Could you please reproduce all the records below exactly, leaving out the images?

---------------

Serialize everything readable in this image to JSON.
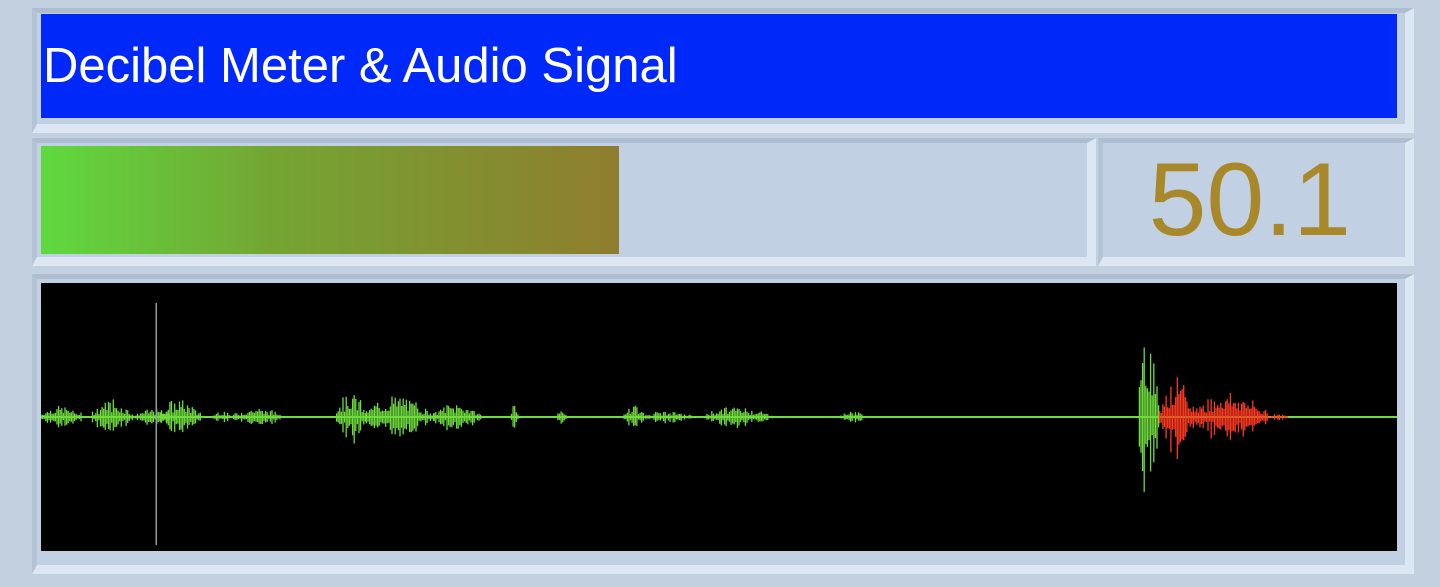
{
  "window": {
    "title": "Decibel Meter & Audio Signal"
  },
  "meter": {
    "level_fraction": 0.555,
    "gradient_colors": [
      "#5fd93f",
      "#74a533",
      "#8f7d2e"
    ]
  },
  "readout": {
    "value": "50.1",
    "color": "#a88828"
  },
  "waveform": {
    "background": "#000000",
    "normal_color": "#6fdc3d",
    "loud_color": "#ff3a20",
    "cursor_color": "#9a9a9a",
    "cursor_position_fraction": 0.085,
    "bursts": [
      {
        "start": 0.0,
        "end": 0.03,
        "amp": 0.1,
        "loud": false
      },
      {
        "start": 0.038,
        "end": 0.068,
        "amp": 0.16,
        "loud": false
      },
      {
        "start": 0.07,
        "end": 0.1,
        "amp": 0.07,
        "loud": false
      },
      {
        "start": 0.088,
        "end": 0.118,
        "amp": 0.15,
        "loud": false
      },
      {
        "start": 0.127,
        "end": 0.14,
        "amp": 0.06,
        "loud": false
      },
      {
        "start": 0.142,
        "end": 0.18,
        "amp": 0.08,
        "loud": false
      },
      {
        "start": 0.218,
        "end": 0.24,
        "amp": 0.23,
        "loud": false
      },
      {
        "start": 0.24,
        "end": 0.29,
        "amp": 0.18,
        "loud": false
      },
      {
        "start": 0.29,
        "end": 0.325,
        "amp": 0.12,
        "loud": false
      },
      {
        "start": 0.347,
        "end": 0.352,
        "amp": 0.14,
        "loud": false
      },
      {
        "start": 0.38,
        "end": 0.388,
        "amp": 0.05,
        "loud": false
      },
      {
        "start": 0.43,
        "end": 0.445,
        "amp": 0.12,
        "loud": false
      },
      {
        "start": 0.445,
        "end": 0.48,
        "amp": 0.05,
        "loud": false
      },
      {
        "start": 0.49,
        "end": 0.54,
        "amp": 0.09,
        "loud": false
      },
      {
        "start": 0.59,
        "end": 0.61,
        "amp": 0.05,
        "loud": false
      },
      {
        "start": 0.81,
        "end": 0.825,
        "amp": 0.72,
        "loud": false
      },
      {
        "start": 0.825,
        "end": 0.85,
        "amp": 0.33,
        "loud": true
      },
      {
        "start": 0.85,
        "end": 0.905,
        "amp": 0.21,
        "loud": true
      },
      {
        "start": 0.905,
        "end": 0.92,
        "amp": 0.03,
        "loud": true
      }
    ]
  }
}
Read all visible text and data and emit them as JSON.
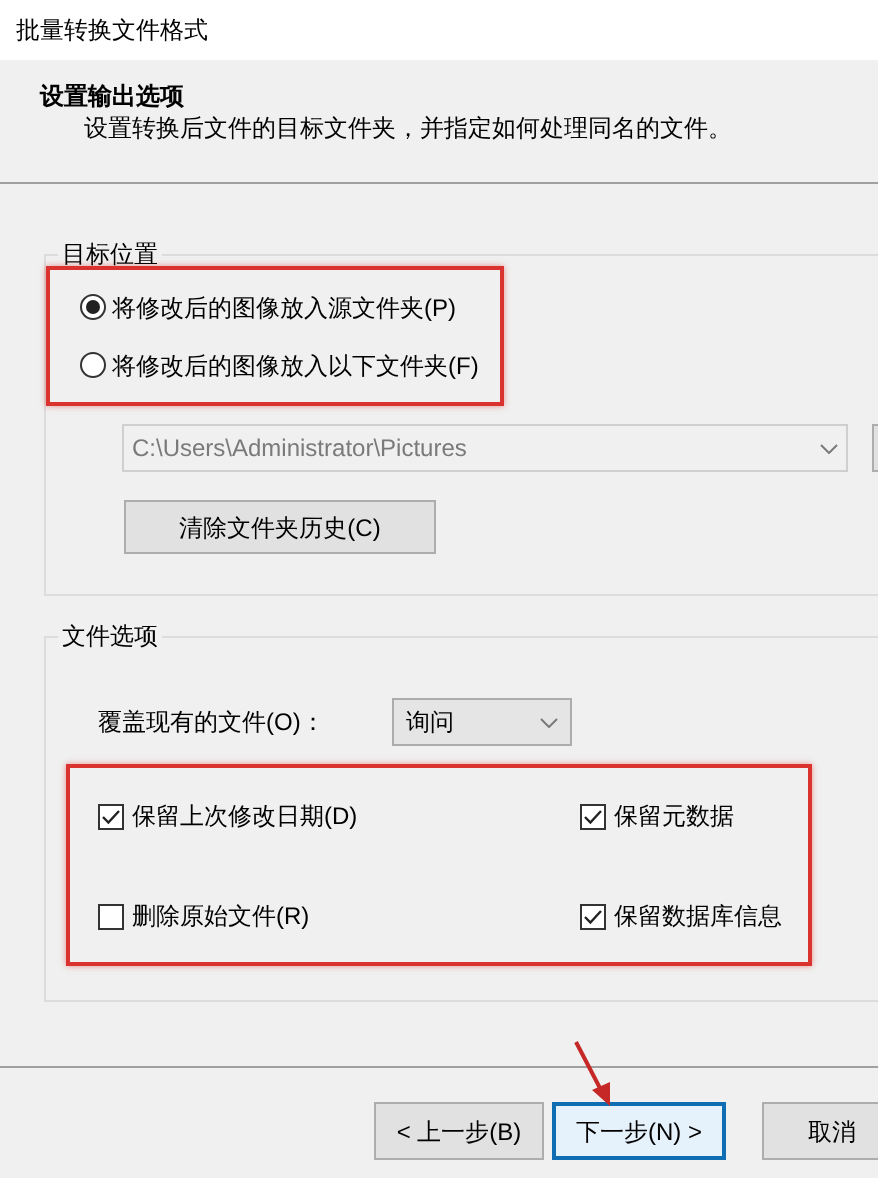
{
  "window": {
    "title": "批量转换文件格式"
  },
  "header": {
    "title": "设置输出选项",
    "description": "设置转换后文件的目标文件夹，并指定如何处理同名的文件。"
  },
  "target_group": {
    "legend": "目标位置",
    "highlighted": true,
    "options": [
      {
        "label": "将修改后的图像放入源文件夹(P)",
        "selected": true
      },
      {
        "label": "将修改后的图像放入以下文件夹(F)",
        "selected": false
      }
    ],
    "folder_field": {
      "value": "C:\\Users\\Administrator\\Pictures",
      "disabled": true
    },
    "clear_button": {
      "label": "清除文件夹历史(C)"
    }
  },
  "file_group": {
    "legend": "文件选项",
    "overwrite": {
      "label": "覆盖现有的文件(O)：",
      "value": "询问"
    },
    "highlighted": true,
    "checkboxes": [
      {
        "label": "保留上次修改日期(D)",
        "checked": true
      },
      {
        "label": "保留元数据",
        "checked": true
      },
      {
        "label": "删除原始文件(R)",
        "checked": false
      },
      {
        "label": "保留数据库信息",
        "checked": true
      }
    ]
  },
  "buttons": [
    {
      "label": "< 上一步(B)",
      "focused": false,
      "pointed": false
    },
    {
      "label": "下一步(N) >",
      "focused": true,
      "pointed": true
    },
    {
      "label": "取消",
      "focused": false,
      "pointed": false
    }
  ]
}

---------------

_Task solution_
Serialize everything readable in this image to JSON.
{
  "window": {
    "title": "Decibel Meter & Audio Signal"
  },
  "meter": {
    "level_fraction": 0.555,
    "gradient_colors": [
      "#5fd93f",
      "#74a533",
      "#8f7d2e"
    ]
  },
  "readout": {
    "value": "50.1",
    "color": "#a88828"
  },
  "waveform": {
    "background": "#000000",
    "normal_color": "#6fdc3d",
    "loud_color": "#ff3a20",
    "cursor_color": "#9a9a9a",
    "cursor_position_fraction": 0.085,
    "bursts": [
      {
        "start": 0.0,
        "end": 0.03,
        "amp": 0.1,
        "loud": false
      },
      {
        "start": 0.038,
        "end": 0.068,
        "amp": 0.16,
        "loud": false
      },
      {
        "start": 0.07,
        "end": 0.1,
        "amp": 0.07,
        "loud": false
      },
      {
        "start": 0.088,
        "end": 0.118,
        "amp": 0.15,
        "loud": false
      },
      {
        "start": 0.127,
        "end": 0.14,
        "amp": 0.06,
        "loud": false
      },
      {
        "start": 0.142,
        "end": 0.18,
        "amp": 0.08,
        "loud": false
      },
      {
        "start": 0.218,
        "end": 0.24,
        "amp": 0.23,
        "loud": false
      },
      {
        "start": 0.24,
        "end": 0.29,
        "amp": 0.18,
        "loud": false
      },
      {
        "start": 0.29,
        "end": 0.325,
        "amp": 0.12,
        "loud": false
      },
      {
        "start": 0.347,
        "end": 0.352,
        "amp": 0.14,
        "loud": false
      },
      {
        "start": 0.38,
        "end": 0.388,
        "amp": 0.05,
        "loud": false
      },
      {
        "start": 0.43,
        "end": 0.445,
        "amp": 0.12,
        "loud": false
      },
      {
        "start": 0.445,
        "end": 0.48,
        "amp": 0.05,
        "loud": false
      },
      {
        "start": 0.49,
        "end": 0.54,
        "amp": 0.09,
        "loud": false
      },
      {
        "start": 0.59,
        "end": 0.61,
        "amp": 0.05,
        "loud": false
      },
      {
        "start": 0.81,
        "end": 0.825,
        "amp": 0.72,
        "loud": false
      },
      {
        "start": 0.825,
        "end": 0.85,
        "amp": 0.33,
        "loud": true
      },
      {
        "start": 0.85,
        "end": 0.905,
        "amp": 0.21,
        "loud": true
      },
      {
        "start": 0.905,
        "end": 0.92,
        "amp": 0.03,
        "loud": true
      }
    ]
  }
}
Read all visible text and data and emit them as JSON.
{
  "window": {
    "title": "批量转换文件格式"
  },
  "header": {
    "title": "设置输出选项",
    "description": "设置转换后文件的目标文件夹，并指定如何处理同名的文件。"
  },
  "target_group": {
    "legend": "目标位置",
    "highlighted": true,
    "options": [
      {
        "label": "将修改后的图像放入源文件夹(P)",
        "selected": true
      },
      {
        "label": "将修改后的图像放入以下文件夹(F)",
        "selected": false
      }
    ],
    "folder_field": {
      "value": "C:\\Users\\Administrator\\Pictures",
      "disabled": true
    },
    "clear_button": {
      "label": "清除文件夹历史(C)"
    }
  },
  "file_group": {
    "legend": "文件选项",
    "overwrite": {
      "label": "覆盖现有的文件(O)：",
      "value": "询问"
    },
    "highlighted": true,
    "checkboxes": [
      {
        "label": "保留上次修改日期(D)",
        "checked": true
      },
      {
        "label": "保留元数据",
        "checked": true
      },
      {
        "label": "删除原始文件(R)",
        "checked": false
      },
      {
        "label": "保留数据库信息",
        "checked": true
      }
    ]
  },
  "buttons": [
    {
      "label": "< 上一步(B)",
      "focused": false,
      "pointed": false
    },
    {
      "label": "下一步(N) >",
      "focused": true,
      "pointed": true
    },
    {
      "label": "取消",
      "focused": false,
      "pointed": false
    }
  ]
}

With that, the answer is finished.